Fort St. James invites you to take a look back in history, and enjoy the depth of history that our local area has to offer.
A recommended route to view the first four sites:
- start at Cottonwood Park, to view The Junkers and the Tom Creek Steam Shovel.
- walk North along the beach to the Our Lady of Good Hope Catholic Church (1873).
- up the road (on your right) you will see the Church Graveyard.
- continue up the road, past the docks, to the Russ Baker Memorial site (trails on the left).
- The tour will take approximately 30 minutes for the round trip. Bring your camera!
Junkers W34 Float Plane
The German Junker W34 Float Plane was used by bush pilots in the Fort St. James area from the 1930’s to the 1970’s. The bush pilots flew into uncharted locations and they survived by their wits and bravery. The Junker plane became known as the workhorse of the North, and the plane was also significant in WW2. Located at Cottonwood Park is a 1:3 scale model of the German Junkers W34 Float Plane.
Tom Creek Steam Shovel
The Tom Creek Steam Shovel has been preserved as a tribute to the pioneer families who contributed to the growth and development of our region during the first half of this century. The Steam Shovel was brought to the area in the mid-1930’s by Thomas A. Kelley. It traveled under its own steam to Fort St. James, then by barge by “Grandpa” David Hoy to Takla Landing, then a short 19 miles to Tom Creek. It was rediscovered in 1991. The first trip to locate and assess the condition of the shovel was carried out with the support of Northern Mountain Helicopter April 23 1993. The first rescue attempt was July 23,24,25 1993. The final trip was certainly not without its challenges; this trip was a success and the team arrived complete with police escort to the District works yard in Fort St. James on August 29 1994.

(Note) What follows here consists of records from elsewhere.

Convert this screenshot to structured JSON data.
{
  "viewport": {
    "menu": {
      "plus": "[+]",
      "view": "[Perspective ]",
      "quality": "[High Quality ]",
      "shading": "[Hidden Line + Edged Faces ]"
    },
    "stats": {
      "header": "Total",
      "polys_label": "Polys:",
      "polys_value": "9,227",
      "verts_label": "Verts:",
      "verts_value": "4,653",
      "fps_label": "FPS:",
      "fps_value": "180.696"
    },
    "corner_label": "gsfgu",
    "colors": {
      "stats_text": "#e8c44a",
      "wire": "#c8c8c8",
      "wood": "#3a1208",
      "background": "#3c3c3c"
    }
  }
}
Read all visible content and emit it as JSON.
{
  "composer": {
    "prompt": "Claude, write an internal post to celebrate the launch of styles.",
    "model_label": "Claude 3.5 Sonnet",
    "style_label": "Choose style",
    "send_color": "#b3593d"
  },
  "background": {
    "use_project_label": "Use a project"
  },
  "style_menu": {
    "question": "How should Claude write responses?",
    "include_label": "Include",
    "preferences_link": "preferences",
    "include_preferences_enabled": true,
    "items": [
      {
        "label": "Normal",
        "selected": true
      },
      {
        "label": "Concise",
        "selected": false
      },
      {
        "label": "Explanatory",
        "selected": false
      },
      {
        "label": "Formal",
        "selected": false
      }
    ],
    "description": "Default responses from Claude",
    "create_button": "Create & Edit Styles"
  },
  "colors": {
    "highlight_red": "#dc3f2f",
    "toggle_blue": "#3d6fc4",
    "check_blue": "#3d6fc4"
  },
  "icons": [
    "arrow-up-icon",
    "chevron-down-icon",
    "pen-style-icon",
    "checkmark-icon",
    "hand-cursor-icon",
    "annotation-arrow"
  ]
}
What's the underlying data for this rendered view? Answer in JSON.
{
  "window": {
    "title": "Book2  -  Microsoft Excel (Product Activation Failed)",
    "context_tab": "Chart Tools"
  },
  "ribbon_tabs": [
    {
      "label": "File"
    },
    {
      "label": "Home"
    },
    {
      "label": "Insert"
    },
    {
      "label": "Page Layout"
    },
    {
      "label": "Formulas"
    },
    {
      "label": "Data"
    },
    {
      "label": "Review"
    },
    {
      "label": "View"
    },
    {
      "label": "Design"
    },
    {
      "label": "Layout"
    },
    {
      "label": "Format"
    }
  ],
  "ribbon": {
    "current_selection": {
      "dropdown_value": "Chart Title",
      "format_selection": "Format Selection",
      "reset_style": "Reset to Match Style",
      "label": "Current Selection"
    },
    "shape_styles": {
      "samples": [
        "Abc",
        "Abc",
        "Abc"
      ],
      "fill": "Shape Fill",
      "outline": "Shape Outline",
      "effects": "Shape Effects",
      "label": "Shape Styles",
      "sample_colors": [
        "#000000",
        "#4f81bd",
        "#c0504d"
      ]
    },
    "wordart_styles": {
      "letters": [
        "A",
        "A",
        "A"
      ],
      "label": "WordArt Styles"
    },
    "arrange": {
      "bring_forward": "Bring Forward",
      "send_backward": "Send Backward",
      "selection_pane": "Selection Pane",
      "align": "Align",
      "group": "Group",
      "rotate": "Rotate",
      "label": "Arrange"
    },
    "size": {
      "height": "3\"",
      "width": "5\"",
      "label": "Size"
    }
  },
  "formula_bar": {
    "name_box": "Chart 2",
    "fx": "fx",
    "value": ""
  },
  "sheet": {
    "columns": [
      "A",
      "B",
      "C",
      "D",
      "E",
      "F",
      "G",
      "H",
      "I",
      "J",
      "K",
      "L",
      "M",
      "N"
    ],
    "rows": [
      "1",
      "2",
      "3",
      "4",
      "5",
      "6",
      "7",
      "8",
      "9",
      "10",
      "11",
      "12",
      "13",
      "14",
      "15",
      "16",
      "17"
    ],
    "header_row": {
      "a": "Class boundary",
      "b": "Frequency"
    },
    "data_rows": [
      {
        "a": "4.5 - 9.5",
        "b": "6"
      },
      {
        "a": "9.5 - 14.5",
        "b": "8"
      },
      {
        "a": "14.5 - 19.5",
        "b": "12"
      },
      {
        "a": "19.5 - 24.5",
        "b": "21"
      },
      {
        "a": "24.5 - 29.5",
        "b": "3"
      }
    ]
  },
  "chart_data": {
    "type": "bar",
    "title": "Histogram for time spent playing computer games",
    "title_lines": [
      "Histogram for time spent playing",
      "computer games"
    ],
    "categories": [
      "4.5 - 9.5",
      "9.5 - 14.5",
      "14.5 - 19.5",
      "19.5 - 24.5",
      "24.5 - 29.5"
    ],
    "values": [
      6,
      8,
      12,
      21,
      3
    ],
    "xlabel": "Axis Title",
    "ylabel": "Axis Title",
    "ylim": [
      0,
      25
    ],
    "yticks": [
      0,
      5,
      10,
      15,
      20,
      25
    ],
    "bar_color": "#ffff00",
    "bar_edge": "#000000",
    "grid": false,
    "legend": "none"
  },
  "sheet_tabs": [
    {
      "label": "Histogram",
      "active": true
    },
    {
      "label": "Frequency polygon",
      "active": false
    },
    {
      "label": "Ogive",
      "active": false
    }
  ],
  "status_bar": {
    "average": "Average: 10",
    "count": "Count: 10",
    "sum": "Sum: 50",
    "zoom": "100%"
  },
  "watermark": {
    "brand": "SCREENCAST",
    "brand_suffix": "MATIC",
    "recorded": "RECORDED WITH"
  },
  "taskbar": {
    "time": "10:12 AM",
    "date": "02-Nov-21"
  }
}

Our Lady of Good Hope Catholic Church
Fort St. James boasts one of the oldest churches in British Columbia (located on Lakeshore Drive). It was built in 1873, by Father George Blanchet. Father Morice was the church priest from 1885 to 1904. The cabin where he printed Carrier Prayer Books and newspapers can still be seen behind the church. The church was in use until 1951. Mass was held on Saturday evenings during the summer months.
A few hundred yards past the church is the graveyard where headstones can be seen written in the Carrier syllabics developed by Father Morice. Visitors are reminded that this graveyard is consecrated ground, and still in use, and to please conduct themselves respectfully.
Russ Baker Memorial
This beautiful memorial was erected in honor of Frank “Russ” Baker. He was one of the first bush pilots in the Fort St. James area in the 1930’s. After World War II Russ Baker started Central BC Airways for $25, which became Pacific Western Airlines, and today is known as Canadian Airlines International Ltd. Russ Baker was only 48 years old when he died of a heart attack on November 15 1958.
First Nations Pictographs
These paintings on the cliffs of Stuart Lake date back to the past century. There are twenty-one sites of Native pictographs between Stuart Lake and Pinchi Bay. The paintings are of animals, fish and birds as well as symbols depicting guardian spirits and images received in dreams. The paint used for drawing was a vegetable based vermilion which weathers quickly, therefore archaeologists believe the paints do not date from much before the last century.
Fort St. James National Historic Site
Simon Fraser founded North West Company’s Fort in 1806; it was called the Stuart Lake Post until the name was changed by the Hudson’s Bay Company to Fort St. James. The fully restored Hudson’s Bay Company Post commemorates the partnership between the fur traders and First Nations from 1806 to 1952. Step back in time into one of the largest group of original wooden buildings representing the fur trade in Canada, and meet costumed interpreters working in the gardens and buildings.
The Mountie, the Logger and the Prospector
The mountie was carved in August of 1992 at the Vancouver PNE. The mountie represents a world-wide recognition of Canada, making the sculpture a photo opportunity for visitors.
The logger was carved in 1993 at Grouse Mountain resort. This sculpture depicts the importance of the forest industry to nearly every community in British Columbia.
The prospector was carved in two places in 1994: it started during the Forestry Expo in Prince George, and later moved to Fort St. James where it was finished in front of the RCMP station. This sculpture represents the importance of the Mining Industry in British Columbia.
Hudson’s Bay Cemetery
The Hudson’s Bay cemetery is the oldest remnant of the early fur trading era in Fort St. James. Not much is known about its history and content, or even when the first person was buried here. However, it stills tells of an historic life lived in Fort St. James. The graveyard is located on Stuart Drive, next to the Anglican Church.